* [Instructions to follow]: Scan the entries for the word "screenshot". Every line that has it should be copied.

———

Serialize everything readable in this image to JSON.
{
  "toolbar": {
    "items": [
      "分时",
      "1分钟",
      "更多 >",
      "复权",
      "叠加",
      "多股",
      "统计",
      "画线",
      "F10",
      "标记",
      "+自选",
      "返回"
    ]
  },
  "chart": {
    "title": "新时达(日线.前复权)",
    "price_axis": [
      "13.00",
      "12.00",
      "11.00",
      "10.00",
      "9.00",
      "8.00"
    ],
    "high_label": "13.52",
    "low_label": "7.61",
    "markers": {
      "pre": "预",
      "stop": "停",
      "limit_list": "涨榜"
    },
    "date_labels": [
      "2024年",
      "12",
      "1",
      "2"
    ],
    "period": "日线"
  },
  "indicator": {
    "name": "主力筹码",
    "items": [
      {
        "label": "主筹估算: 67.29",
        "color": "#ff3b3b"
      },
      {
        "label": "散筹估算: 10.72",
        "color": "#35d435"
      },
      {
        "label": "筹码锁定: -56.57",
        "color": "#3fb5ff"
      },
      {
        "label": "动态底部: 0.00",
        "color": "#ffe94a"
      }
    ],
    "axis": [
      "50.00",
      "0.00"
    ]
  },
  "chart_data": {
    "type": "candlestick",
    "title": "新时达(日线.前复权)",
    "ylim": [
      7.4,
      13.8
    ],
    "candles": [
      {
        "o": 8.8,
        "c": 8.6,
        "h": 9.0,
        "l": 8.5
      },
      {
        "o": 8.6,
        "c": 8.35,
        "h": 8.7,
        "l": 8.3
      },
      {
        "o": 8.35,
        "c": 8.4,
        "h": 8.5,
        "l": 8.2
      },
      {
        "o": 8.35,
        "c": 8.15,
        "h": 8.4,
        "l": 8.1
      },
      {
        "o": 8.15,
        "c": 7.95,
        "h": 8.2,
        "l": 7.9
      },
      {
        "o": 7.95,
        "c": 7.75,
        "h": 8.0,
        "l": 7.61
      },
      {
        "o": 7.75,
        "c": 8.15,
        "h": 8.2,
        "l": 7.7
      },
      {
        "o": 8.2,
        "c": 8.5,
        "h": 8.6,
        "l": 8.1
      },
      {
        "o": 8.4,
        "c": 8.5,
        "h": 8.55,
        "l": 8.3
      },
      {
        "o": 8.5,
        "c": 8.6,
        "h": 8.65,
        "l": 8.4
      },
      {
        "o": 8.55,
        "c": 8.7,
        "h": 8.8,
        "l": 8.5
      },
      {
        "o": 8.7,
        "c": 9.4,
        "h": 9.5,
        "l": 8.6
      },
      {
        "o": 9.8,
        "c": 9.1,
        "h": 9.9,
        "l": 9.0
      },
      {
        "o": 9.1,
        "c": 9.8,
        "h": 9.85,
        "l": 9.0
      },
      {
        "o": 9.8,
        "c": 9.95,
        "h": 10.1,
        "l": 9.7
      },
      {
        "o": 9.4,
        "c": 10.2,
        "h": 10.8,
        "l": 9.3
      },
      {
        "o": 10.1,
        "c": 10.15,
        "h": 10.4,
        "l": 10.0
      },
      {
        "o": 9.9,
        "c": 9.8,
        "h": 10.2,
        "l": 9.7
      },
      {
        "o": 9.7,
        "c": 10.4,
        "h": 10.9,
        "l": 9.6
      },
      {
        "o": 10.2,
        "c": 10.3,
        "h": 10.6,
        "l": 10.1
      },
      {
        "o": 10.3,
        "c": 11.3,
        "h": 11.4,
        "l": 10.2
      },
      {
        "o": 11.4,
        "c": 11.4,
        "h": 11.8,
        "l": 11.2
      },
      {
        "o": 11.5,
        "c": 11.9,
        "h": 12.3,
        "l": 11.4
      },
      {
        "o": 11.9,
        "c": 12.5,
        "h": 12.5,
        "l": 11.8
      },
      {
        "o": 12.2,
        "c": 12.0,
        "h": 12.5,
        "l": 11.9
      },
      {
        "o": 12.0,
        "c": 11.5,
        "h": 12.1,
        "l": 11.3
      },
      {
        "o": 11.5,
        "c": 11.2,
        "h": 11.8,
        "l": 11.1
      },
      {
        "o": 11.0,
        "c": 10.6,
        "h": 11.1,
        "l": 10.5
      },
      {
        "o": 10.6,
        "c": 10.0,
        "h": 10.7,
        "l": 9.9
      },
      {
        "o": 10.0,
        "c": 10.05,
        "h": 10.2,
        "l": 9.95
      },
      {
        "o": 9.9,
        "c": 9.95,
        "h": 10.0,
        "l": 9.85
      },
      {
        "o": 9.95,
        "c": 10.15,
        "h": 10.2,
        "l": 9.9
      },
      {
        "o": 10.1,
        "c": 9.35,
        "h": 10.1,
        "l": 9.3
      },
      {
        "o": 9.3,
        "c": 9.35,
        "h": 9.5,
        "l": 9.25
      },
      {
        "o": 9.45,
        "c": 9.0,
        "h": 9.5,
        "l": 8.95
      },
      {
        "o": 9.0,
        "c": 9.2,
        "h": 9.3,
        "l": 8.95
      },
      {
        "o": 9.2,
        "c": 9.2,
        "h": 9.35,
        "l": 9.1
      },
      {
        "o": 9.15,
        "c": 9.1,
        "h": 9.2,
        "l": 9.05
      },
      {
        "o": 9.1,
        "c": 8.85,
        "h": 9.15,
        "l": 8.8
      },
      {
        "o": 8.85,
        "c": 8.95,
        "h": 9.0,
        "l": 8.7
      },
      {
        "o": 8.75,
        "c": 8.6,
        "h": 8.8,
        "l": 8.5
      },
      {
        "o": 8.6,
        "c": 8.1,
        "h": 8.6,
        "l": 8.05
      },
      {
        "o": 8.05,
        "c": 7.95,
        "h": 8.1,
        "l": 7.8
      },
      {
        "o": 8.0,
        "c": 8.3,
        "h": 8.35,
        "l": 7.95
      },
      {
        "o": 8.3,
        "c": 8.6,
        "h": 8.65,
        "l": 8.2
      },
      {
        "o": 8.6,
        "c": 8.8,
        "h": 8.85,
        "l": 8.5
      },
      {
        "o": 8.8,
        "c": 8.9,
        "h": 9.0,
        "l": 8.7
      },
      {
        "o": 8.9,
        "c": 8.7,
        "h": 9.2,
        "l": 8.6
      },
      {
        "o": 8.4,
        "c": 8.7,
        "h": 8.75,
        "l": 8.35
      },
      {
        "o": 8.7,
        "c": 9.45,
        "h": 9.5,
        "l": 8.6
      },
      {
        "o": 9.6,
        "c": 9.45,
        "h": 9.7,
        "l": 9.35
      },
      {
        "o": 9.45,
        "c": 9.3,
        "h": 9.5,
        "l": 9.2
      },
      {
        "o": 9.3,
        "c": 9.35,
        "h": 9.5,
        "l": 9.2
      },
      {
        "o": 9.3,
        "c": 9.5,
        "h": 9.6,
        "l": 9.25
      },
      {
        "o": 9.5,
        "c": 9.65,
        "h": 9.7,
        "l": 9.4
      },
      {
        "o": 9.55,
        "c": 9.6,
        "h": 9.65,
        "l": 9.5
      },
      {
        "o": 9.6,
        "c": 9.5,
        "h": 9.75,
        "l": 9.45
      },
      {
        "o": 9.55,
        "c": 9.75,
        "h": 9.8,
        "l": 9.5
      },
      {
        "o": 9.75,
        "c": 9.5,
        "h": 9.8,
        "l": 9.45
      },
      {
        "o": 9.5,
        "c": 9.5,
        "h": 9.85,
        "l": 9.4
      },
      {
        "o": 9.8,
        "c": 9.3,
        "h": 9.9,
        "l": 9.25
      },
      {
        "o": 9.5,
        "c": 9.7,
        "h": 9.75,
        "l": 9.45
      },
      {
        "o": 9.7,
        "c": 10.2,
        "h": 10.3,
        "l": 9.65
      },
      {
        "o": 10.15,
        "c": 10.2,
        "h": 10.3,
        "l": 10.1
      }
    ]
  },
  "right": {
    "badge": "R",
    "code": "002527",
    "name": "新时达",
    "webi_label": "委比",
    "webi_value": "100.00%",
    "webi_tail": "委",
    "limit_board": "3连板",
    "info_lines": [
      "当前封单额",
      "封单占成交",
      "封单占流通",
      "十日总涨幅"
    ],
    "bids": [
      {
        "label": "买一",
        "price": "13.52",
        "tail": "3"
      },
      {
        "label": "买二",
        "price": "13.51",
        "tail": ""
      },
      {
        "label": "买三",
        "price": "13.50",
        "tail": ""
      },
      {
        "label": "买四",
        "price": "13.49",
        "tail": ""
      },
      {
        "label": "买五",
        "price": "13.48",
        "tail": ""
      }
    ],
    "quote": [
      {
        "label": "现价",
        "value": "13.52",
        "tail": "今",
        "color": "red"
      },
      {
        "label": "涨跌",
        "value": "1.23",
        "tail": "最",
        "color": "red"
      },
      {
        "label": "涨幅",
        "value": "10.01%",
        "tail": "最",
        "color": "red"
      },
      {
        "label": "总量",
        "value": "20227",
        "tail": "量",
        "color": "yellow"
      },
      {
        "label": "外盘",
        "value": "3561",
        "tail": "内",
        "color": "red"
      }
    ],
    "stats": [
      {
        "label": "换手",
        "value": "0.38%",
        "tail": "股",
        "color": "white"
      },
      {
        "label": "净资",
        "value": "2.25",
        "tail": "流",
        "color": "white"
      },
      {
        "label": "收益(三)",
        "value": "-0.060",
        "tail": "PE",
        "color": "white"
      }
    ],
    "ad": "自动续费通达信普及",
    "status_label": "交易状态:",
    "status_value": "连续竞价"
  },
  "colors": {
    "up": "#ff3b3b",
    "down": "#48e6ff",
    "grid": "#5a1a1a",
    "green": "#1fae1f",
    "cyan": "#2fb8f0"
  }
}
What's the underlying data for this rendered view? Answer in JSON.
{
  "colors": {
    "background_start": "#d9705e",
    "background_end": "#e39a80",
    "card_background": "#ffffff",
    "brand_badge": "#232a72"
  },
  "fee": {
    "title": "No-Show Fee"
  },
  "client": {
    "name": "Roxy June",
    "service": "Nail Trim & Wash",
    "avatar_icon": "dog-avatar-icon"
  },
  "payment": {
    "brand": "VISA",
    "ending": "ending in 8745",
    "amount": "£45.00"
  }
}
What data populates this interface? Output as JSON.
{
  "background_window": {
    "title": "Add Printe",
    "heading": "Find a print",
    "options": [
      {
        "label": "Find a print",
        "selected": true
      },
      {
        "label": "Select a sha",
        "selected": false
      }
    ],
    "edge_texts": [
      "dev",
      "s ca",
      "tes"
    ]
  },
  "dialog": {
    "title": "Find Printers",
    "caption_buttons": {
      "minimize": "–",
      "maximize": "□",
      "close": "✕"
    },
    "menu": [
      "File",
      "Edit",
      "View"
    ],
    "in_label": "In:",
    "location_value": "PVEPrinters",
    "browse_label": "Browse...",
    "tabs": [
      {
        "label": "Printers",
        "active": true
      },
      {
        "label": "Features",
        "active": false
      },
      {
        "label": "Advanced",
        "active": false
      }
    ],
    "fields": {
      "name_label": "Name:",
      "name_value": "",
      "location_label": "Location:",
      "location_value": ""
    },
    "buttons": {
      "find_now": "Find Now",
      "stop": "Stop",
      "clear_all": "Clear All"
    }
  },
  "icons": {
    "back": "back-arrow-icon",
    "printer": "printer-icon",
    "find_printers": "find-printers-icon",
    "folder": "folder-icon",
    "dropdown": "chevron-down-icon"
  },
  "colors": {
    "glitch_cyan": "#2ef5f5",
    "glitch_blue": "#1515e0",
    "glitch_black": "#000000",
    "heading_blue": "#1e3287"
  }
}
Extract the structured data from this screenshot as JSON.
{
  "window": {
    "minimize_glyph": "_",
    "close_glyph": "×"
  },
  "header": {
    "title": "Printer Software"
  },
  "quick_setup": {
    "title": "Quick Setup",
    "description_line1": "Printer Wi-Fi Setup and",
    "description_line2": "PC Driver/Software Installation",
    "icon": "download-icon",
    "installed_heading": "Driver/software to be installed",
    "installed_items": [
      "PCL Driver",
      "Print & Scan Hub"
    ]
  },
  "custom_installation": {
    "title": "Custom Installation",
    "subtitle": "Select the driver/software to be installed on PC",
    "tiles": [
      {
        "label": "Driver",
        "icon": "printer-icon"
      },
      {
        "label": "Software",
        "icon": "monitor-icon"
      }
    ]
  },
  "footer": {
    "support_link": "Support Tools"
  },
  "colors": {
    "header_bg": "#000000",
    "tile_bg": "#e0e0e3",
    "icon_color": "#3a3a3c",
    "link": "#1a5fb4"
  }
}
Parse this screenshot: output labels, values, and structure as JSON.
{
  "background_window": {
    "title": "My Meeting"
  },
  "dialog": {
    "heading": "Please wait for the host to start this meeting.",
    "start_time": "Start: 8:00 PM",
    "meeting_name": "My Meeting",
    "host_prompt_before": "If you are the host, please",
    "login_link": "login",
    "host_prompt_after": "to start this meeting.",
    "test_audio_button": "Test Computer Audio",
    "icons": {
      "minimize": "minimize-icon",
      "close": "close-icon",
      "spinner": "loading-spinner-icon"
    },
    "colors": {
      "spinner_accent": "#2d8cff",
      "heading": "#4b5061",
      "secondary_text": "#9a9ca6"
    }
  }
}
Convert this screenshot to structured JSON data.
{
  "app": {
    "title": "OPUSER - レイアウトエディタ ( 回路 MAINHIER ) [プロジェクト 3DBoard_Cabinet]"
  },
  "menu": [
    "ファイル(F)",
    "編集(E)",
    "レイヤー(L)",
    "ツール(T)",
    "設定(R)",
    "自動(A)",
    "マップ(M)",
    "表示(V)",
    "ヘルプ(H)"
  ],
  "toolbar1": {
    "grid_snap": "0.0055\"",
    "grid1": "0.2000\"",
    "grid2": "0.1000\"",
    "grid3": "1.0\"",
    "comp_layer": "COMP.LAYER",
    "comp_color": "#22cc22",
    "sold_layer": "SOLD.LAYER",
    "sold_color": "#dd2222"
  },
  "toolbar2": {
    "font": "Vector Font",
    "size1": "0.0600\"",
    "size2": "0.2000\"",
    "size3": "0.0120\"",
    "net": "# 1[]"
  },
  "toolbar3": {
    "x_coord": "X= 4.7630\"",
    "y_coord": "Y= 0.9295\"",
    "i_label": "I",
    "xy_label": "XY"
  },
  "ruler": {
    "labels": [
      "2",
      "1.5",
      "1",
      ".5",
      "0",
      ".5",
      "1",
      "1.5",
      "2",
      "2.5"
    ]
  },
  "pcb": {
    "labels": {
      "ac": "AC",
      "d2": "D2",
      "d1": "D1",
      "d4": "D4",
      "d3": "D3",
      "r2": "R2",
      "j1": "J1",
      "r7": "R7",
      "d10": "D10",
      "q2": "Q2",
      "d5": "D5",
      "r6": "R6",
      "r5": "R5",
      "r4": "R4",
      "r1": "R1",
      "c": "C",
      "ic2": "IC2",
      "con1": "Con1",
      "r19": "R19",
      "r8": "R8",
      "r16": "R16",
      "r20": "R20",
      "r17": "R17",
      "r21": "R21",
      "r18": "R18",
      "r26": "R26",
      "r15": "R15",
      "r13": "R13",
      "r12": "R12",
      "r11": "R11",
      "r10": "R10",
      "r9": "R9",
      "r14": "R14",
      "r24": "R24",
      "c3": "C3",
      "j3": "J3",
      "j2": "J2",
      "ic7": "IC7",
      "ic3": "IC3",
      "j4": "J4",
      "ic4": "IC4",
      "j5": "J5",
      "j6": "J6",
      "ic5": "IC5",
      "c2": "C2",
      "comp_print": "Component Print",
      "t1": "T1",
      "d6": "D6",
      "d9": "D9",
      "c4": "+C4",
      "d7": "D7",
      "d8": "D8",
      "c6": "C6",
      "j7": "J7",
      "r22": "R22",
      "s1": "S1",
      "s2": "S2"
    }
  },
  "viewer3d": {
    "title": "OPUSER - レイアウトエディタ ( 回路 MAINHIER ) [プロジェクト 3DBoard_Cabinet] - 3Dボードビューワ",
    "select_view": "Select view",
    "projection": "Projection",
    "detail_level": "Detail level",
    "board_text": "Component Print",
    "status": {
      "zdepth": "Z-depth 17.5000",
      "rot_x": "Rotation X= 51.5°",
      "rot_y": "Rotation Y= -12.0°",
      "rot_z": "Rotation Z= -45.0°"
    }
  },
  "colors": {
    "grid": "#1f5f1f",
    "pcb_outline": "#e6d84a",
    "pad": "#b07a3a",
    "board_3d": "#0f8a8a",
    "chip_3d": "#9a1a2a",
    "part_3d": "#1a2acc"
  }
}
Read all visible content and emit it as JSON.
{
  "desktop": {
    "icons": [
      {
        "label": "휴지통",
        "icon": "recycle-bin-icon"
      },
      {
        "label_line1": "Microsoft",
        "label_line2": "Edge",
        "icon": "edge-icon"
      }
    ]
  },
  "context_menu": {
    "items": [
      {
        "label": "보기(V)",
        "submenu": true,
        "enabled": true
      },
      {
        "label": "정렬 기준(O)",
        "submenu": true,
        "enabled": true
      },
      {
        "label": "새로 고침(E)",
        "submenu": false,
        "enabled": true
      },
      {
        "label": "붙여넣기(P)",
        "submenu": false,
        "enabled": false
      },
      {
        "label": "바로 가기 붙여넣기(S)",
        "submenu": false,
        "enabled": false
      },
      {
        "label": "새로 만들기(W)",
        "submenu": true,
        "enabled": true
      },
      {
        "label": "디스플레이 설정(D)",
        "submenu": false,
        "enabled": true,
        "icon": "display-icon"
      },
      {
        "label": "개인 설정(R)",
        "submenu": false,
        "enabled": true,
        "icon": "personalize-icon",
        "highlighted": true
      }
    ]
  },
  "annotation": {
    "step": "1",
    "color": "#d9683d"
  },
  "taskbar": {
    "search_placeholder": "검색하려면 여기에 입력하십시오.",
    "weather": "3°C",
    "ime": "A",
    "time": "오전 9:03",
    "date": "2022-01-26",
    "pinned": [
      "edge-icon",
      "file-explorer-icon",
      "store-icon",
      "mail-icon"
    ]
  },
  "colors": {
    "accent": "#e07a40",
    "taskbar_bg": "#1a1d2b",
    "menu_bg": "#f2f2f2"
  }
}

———

* [Solution]:
Extract the structured data from this screenshot as JSON.
Parse this screenshot: output labels, values, and structure as JSON.
Convert this screenshot to structured JSON data.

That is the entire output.